Problem requirements: All records below are to be repeated exactly, with the pictures left out.
*** Given information Section Begins ***
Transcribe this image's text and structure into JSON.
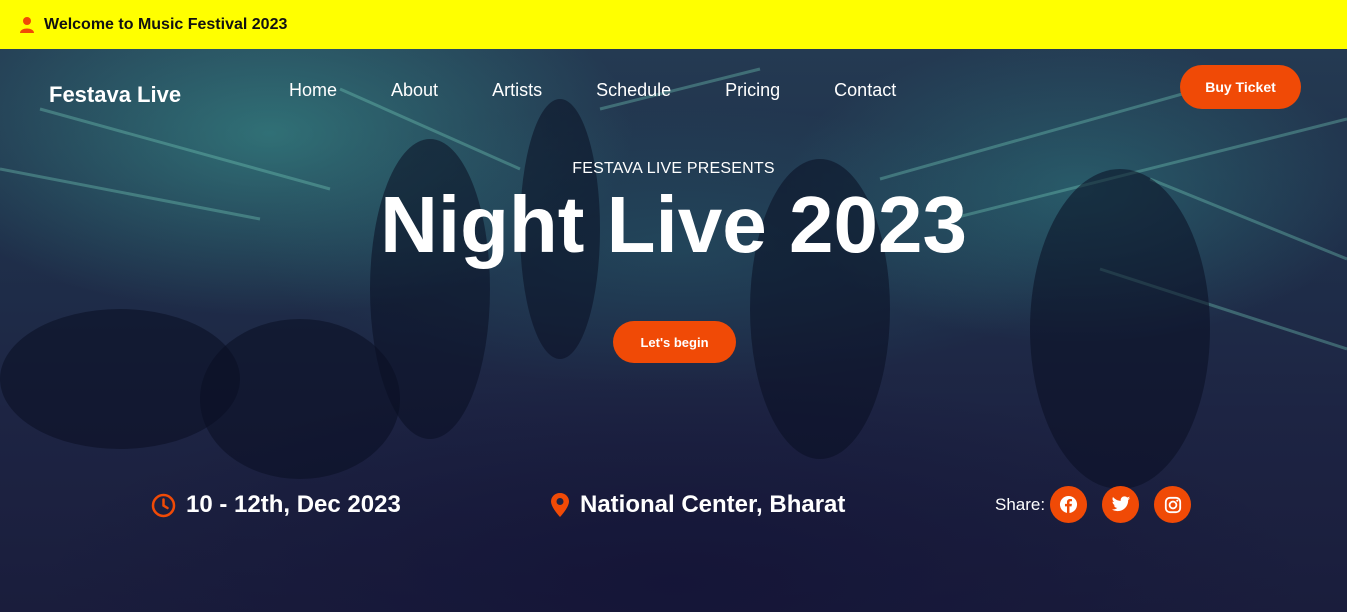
{
  "topbar": {
    "welcome": "Welcome to Music Festival 2023",
    "icon": "user-icon",
    "bg": "#ffff00"
  },
  "header": {
    "brand": "Festava Live",
    "nav": [
      "Home",
      "About",
      "Artists",
      "Schedule",
      "Pricing",
      "Contact"
    ],
    "buy_label": "Buy Ticket"
  },
  "hero": {
    "presents": "FESTAVA LIVE PRESENTS",
    "title": "Night Live 2023",
    "cta_label": "Let's begin"
  },
  "event": {
    "date": "10 - 12th, Dec 2023",
    "date_icon": "clock-icon",
    "location": "National Center, Bharat",
    "location_icon": "map-pin-icon"
  },
  "share": {
    "label": "Share:",
    "networks": [
      "facebook-icon",
      "twitter-icon",
      "instagram-icon"
    ]
  },
  "colors": {
    "accent": "#f04a06",
    "text": "#ffffff",
    "topbar": "#ffff00"
  }
}
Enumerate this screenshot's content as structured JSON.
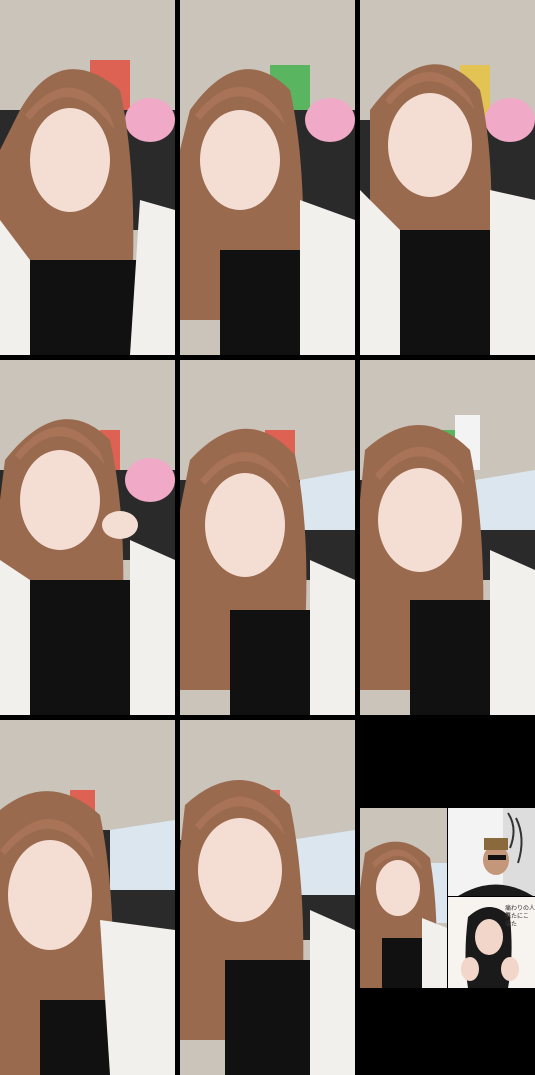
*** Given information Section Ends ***
Response area:
Transcribe this image's text and structure into JSON.
{
  "topbar": {
    "welcome": "Welcome to Music Festival 2023",
    "icon": "user-icon",
    "bg": "#ffff00"
  },
  "header": {
    "brand": "Festava Live",
    "nav": [
      "Home",
      "About",
      "Artists",
      "Schedule",
      "Pricing",
      "Contact"
    ],
    "buy_label": "Buy Ticket"
  },
  "hero": {
    "presents": "FESTAVA LIVE PRESENTS",
    "title": "Night Live 2023",
    "cta_label": "Let's begin"
  },
  "event": {
    "date": "10 - 12th, Dec 2023",
    "date_icon": "clock-icon",
    "location": "National Center, Bharat",
    "location_icon": "map-pin-icon"
  },
  "share": {
    "label": "Share:",
    "networks": [
      "facebook-icon",
      "twitter-icon",
      "instagram-icon"
    ]
  },
  "colors": {
    "accent": "#f04a06",
    "text": "#ffffff",
    "topbar": "#ffff00"
  }
}
Enumerate this screenshot's content as structured JSON.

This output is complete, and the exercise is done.